After the collapse of his scheme to use dogs to look for wounded soldiers, Apsley Cherry-Garrard was in no hurry to accept a war job, but he told his lawyer was considering another opportunity. He was not among those expecting the war to be over by Christmas.

Dear Mr Farrer

I have not been in [to the lawyer’s office] because I am not sure if I am going to take a job helping to run a converted yacht with wounded etc. I want a job if possible, but the doctor here [at Wheathampstead, Hertfordshire] refuses me medically – however I think something will turn up. But I won’t be hurried – once bit twice shy. So perhaps it is better to wait a while – especially as Kit [Drover?] says that war is going on 3 years.

Yours very sincerely

Apsley Cherry-Garrard

Aug 28

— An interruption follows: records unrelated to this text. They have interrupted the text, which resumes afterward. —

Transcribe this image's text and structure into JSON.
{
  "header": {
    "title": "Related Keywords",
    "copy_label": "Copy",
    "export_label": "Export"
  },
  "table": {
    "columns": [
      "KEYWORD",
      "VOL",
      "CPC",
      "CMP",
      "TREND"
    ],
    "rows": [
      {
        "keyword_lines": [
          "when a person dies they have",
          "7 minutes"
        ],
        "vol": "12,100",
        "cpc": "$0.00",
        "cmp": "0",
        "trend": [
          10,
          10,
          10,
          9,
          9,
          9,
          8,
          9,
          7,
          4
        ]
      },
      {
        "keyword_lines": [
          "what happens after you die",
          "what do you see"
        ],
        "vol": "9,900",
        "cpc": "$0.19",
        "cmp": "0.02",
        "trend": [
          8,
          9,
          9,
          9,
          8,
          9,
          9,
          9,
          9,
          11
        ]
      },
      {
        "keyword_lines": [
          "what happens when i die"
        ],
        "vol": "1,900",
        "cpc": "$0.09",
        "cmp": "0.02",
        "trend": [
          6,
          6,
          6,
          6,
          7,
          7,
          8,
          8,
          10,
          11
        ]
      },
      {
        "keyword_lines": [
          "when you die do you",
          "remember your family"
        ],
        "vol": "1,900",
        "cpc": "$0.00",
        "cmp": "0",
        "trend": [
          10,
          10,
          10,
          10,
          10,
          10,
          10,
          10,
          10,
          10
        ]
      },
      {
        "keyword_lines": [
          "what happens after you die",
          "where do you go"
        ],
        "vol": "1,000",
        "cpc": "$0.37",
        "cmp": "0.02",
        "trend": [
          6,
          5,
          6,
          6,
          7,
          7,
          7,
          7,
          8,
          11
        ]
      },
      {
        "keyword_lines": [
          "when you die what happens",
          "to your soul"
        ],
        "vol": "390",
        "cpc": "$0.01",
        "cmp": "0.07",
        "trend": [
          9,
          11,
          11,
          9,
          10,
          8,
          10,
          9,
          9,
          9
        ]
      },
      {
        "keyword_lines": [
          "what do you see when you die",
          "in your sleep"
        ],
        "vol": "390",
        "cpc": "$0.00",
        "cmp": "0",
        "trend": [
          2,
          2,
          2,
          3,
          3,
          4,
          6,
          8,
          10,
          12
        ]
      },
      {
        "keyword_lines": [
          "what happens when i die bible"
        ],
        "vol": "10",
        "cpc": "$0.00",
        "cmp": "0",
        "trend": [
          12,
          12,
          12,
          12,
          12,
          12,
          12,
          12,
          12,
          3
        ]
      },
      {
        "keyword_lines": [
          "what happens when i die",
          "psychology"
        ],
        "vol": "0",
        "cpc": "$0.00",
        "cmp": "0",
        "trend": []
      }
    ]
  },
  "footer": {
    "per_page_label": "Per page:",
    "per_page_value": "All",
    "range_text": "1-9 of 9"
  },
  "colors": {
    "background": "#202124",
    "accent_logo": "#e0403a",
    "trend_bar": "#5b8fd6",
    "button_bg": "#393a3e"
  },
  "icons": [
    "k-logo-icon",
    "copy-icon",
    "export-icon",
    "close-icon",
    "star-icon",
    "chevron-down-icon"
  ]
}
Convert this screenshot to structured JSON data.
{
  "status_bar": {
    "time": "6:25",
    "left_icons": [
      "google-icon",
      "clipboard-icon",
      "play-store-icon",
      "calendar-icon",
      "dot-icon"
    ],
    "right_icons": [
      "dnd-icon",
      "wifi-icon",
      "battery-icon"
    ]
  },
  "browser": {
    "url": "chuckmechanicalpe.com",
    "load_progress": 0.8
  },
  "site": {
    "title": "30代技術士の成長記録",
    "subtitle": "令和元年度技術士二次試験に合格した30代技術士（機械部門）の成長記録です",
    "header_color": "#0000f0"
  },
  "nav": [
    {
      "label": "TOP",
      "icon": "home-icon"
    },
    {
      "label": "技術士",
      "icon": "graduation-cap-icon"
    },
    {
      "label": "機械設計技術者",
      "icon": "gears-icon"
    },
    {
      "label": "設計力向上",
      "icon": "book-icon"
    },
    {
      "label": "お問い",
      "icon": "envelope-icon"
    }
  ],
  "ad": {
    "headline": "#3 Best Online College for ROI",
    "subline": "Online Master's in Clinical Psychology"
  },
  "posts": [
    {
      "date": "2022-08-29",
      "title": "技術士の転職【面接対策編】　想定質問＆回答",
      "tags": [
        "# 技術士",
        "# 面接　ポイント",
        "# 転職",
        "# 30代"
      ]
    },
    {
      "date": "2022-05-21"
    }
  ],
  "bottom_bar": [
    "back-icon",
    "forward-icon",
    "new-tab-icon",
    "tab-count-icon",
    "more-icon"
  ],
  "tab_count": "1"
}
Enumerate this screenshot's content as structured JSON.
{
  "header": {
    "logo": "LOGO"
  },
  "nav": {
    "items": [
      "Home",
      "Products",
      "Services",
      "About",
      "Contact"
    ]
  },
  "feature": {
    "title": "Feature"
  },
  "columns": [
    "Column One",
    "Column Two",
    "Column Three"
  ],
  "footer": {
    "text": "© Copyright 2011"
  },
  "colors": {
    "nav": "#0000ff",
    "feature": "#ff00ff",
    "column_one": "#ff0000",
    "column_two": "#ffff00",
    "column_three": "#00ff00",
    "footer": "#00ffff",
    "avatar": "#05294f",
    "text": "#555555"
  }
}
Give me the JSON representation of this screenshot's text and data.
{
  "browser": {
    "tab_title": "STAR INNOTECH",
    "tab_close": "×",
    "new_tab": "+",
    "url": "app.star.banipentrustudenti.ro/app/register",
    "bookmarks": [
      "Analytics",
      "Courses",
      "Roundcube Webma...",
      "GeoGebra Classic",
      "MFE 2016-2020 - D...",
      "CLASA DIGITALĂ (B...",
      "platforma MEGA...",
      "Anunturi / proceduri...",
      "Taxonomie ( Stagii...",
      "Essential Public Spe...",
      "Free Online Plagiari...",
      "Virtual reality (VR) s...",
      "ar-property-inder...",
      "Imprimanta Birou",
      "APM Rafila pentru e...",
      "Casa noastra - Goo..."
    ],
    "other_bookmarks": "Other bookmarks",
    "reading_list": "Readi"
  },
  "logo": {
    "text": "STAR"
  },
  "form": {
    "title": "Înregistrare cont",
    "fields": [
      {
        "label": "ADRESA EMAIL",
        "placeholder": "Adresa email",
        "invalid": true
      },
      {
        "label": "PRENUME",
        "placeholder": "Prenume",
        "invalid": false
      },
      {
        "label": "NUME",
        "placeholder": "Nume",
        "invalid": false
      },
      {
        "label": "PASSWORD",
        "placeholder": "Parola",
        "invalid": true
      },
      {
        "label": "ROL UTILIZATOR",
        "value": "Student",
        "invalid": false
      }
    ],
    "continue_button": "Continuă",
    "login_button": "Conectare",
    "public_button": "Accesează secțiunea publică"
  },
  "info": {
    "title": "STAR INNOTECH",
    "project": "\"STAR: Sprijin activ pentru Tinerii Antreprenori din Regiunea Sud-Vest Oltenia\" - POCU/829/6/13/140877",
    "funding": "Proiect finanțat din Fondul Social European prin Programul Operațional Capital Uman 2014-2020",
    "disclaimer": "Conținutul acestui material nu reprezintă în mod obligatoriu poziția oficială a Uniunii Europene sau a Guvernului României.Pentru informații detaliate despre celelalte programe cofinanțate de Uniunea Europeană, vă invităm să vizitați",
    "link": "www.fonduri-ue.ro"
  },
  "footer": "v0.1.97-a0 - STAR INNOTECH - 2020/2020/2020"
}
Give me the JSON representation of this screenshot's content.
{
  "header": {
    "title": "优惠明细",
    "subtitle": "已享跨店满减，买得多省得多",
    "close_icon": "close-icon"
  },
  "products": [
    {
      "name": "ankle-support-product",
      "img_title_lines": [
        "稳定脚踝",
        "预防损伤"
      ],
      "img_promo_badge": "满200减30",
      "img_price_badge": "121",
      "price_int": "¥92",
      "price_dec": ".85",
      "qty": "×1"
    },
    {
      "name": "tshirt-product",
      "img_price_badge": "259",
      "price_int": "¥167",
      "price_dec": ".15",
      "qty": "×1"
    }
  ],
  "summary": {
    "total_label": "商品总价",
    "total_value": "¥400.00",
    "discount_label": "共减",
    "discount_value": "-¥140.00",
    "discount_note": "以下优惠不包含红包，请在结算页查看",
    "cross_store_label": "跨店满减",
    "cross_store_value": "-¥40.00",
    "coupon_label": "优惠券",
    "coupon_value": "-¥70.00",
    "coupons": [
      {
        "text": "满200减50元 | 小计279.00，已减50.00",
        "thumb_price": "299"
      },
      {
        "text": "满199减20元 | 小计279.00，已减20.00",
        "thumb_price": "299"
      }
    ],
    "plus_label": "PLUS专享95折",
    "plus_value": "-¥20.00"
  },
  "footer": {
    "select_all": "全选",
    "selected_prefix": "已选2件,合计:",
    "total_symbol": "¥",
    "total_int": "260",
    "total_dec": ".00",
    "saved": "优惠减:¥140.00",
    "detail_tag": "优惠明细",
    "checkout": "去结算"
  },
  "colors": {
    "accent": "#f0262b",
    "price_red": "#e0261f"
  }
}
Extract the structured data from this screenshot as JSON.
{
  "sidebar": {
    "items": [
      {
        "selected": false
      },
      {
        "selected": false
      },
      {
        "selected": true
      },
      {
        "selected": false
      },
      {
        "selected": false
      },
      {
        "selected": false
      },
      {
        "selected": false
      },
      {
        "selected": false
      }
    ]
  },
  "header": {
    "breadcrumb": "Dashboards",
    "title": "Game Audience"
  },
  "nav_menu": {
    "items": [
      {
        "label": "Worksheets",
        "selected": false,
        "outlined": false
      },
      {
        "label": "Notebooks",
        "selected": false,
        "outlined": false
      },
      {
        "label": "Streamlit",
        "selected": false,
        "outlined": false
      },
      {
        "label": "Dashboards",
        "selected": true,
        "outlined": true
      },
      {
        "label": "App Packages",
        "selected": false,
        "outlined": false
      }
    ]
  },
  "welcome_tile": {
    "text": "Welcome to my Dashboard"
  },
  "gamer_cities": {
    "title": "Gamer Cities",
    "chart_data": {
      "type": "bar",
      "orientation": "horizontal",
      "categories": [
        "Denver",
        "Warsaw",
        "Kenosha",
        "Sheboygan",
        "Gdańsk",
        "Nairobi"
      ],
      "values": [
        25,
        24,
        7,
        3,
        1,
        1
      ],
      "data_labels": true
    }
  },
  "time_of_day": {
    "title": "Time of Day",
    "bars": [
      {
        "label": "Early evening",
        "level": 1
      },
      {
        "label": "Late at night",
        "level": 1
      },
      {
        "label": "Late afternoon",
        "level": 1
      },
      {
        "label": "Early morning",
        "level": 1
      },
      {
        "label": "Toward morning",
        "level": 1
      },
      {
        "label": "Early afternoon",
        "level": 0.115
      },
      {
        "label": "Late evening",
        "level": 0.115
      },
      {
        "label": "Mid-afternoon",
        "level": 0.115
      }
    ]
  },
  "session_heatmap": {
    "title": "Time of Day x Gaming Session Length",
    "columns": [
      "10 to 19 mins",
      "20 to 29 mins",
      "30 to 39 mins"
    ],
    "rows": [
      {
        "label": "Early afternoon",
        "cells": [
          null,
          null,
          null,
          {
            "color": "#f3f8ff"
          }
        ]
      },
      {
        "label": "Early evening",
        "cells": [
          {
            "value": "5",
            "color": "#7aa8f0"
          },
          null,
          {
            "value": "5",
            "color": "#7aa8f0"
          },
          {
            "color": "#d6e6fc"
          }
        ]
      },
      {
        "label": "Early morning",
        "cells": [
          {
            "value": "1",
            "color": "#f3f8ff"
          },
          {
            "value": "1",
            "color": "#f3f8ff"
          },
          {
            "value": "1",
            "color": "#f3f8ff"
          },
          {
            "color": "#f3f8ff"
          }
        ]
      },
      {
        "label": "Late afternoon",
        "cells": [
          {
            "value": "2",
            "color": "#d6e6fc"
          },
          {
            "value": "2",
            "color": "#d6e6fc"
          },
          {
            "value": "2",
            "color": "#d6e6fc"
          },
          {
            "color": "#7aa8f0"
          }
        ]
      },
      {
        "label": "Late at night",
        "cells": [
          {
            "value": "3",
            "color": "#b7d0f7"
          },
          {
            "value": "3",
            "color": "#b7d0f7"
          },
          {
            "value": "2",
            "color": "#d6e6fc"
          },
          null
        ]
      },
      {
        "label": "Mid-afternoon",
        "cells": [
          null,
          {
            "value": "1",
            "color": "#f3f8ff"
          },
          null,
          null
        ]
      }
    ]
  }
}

Letter from Apsley Cherry-Garrard to Arthur Farrer, D/EHR/Z8/127